:: Data to use ::
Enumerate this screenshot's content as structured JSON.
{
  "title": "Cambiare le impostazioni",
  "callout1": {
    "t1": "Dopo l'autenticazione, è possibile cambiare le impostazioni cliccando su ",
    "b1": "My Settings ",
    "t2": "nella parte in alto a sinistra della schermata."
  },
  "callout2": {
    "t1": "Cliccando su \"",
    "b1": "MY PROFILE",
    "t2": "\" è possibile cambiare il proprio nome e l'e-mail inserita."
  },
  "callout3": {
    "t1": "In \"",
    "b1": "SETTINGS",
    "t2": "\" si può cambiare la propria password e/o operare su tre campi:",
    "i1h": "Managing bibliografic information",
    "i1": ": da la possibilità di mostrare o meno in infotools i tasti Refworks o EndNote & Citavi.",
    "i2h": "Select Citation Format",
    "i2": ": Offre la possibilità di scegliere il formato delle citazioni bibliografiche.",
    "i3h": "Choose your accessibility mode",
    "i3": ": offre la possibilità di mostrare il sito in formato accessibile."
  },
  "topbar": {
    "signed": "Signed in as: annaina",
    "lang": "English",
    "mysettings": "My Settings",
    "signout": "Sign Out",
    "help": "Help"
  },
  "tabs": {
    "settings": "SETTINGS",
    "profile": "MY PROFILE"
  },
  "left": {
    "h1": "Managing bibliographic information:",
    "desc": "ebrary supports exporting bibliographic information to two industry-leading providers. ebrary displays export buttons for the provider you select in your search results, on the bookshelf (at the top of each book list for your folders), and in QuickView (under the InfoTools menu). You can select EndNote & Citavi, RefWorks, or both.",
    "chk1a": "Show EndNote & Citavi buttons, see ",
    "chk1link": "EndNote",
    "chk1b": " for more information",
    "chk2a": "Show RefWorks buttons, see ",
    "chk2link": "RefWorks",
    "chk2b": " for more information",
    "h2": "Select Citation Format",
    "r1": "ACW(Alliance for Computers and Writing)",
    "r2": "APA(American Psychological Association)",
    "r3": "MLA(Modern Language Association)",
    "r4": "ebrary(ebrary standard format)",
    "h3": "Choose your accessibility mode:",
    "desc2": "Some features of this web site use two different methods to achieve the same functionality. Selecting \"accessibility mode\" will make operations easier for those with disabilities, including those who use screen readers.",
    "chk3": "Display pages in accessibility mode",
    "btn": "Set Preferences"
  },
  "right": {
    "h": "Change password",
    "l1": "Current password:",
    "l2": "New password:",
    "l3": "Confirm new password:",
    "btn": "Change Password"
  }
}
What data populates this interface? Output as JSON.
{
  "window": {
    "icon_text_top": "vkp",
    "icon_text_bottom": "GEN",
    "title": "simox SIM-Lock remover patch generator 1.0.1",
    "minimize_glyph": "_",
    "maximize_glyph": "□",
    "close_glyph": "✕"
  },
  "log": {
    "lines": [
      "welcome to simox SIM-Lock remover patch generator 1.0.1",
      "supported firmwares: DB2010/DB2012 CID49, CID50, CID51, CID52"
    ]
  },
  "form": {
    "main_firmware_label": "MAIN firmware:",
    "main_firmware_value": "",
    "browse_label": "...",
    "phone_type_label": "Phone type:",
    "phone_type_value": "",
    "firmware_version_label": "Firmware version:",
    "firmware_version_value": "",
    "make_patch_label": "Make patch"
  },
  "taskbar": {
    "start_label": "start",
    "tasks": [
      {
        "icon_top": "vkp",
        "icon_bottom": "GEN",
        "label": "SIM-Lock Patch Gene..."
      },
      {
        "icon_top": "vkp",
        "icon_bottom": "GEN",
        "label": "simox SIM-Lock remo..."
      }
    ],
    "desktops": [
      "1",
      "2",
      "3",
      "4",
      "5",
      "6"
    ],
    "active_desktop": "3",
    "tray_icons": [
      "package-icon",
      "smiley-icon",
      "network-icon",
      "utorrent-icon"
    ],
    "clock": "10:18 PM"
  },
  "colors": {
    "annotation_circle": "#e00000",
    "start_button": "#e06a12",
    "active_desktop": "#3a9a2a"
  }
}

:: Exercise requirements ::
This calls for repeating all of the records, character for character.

:: Solution for this task ::
Enumerate this screenshot's content as structured JSON.
{
  "title": "Cambiare le impostazioni",
  "callout1": {
    "t1": "Dopo l'autenticazione, è possibile cambiare le impostazioni cliccando su ",
    "b1": "My Settings ",
    "t2": "nella parte in alto a sinistra della schermata."
  },
  "callout2": {
    "t1": "Cliccando su \"",
    "b1": "MY PROFILE",
    "t2": "\" è possibile cambiare il proprio nome e l'e-mail inserita."
  },
  "callout3": {
    "t1": "In \"",
    "b1": "SETTINGS",
    "t2": "\" si può cambiare la propria password e/o operare su tre campi:",
    "i1h": "Managing bibliografic information",
    "i1": ": da la possibilità di mostrare o meno in infotools i tasti Refworks o EndNote & Citavi.",
    "i2h": "Select Citation Format",
    "i2": ": Offre la possibilità di scegliere il formato delle citazioni bibliografiche.",
    "i3h": "Choose your accessibility mode",
    "i3": ": offre la possibilità di mostrare il sito in formato accessibile."
  },
  "topbar": {
    "signed": "Signed in as: annaina",
    "lang": "English",
    "mysettings": "My Settings",
    "signout": "Sign Out",
    "help": "Help"
  },
  "tabs": {
    "settings": "SETTINGS",
    "profile": "MY PROFILE"
  },
  "left": {
    "h1": "Managing bibliographic information:",
    "desc": "ebrary supports exporting bibliographic information to two industry-leading providers. ebrary displays export buttons for the provider you select in your search results, on the bookshelf (at the top of each book list for your folders), and in QuickView (under the InfoTools menu). You can select EndNote & Citavi, RefWorks, or both.",
    "chk1a": "Show EndNote & Citavi buttons, see ",
    "chk1link": "EndNote",
    "chk1b": " for more information",
    "chk2a": "Show RefWorks buttons, see ",
    "chk2link": "RefWorks",
    "chk2b": " for more information",
    "h2": "Select Citation Format",
    "r1": "ACW(Alliance for Computers and Writing)",
    "r2": "APA(American Psychological Association)",
    "r3": "MLA(Modern Language Association)",
    "r4": "ebrary(ebrary standard format)",
    "h3": "Choose your accessibility mode:",
    "desc2": "Some features of this web site use two different methods to achieve the same functionality. Selecting \"accessibility mode\" will make operations easier for those with disabilities, including those who use screen readers.",
    "chk3": "Display pages in accessibility mode",
    "btn": "Set Preferences"
  },
  "right": {
    "h": "Change password",
    "l1": "Current password:",
    "l2": "New password:",
    "l3": "Confirm new password:",
    "btn": "Change Password"
  }
}
What data populates this interface? Output as JSON.
{
  "window": {
    "icon_text_top": "vkp",
    "icon_text_bottom": "GEN",
    "title": "simox SIM-Lock remover patch generator 1.0.1",
    "minimize_glyph": "_",
    "maximize_glyph": "□",
    "close_glyph": "✕"
  },
  "log": {
    "lines": [
      "welcome to simox SIM-Lock remover patch generator 1.0.1",
      "supported firmwares: DB2010/DB2012 CID49, CID50, CID51, CID52"
    ]
  },
  "form": {
    "main_firmware_label": "MAIN firmware:",
    "main_firmware_value": "",
    "browse_label": "...",
    "phone_type_label": "Phone type:",
    "phone_type_value": "",
    "firmware_version_label": "Firmware version:",
    "firmware_version_value": "",
    "make_patch_label": "Make patch"
  },
  "taskbar": {
    "start_label": "start",
    "tasks": [
      {
        "icon_top": "vkp",
        "icon_bottom": "GEN",
        "label": "SIM-Lock Patch Gene..."
      },
      {
        "icon_top": "vkp",
        "icon_bottom": "GEN",
        "label": "simox SIM-Lock remo..."
      }
    ],
    "desktops": [
      "1",
      "2",
      "3",
      "4",
      "5",
      "6"
    ],
    "active_desktop": "3",
    "tray_icons": [
      "package-icon",
      "smiley-icon",
      "network-icon",
      "utorrent-icon"
    ],
    "clock": "10:18 PM"
  },
  "colors": {
    "annotation_circle": "#e00000",
    "start_button": "#e06a12",
    "active_desktop": "#3a9a2a"
  }
}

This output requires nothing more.